What is required » Report every line of the material that contains the string "icon".

──────────────────────────────

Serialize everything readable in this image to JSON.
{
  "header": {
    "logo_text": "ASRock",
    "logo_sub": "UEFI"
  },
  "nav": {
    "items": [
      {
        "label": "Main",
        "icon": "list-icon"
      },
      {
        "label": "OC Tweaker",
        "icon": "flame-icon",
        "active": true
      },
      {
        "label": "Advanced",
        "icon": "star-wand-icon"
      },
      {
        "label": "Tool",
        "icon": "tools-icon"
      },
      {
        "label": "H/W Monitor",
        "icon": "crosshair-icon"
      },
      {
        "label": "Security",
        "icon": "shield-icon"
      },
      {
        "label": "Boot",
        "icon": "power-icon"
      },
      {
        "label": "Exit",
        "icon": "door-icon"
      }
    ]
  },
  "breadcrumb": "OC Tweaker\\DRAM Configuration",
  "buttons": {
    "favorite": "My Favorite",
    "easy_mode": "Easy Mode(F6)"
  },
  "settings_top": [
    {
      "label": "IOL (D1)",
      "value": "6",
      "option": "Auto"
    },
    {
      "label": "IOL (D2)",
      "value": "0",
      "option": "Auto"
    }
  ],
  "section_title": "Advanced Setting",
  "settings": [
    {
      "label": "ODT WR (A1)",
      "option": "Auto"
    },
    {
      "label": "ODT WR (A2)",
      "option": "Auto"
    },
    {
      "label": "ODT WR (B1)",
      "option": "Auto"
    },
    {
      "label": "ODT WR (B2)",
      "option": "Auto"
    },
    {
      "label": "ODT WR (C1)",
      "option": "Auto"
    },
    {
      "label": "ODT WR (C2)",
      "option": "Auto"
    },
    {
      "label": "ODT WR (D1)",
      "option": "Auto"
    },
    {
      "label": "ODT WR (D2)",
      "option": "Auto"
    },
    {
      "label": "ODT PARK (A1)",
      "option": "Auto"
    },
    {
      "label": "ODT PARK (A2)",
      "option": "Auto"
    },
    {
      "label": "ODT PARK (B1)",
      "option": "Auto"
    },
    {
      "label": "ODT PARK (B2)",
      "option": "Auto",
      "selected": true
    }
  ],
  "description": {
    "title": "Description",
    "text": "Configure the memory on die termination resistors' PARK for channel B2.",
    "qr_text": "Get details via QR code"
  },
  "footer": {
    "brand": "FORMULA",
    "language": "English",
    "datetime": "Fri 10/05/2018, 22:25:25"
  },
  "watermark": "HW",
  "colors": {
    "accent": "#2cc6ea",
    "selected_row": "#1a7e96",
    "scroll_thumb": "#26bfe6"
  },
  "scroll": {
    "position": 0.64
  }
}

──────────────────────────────

Solution to the problem »
        "icon": "list-icon"
        "icon": "flame-icon",
        "icon": "star-wand-icon"
        "icon": "tools-icon"
        "icon": "crosshair-icon"
        "icon": "shield-icon"
        "icon": "power-icon"
        "icon": "door-icon"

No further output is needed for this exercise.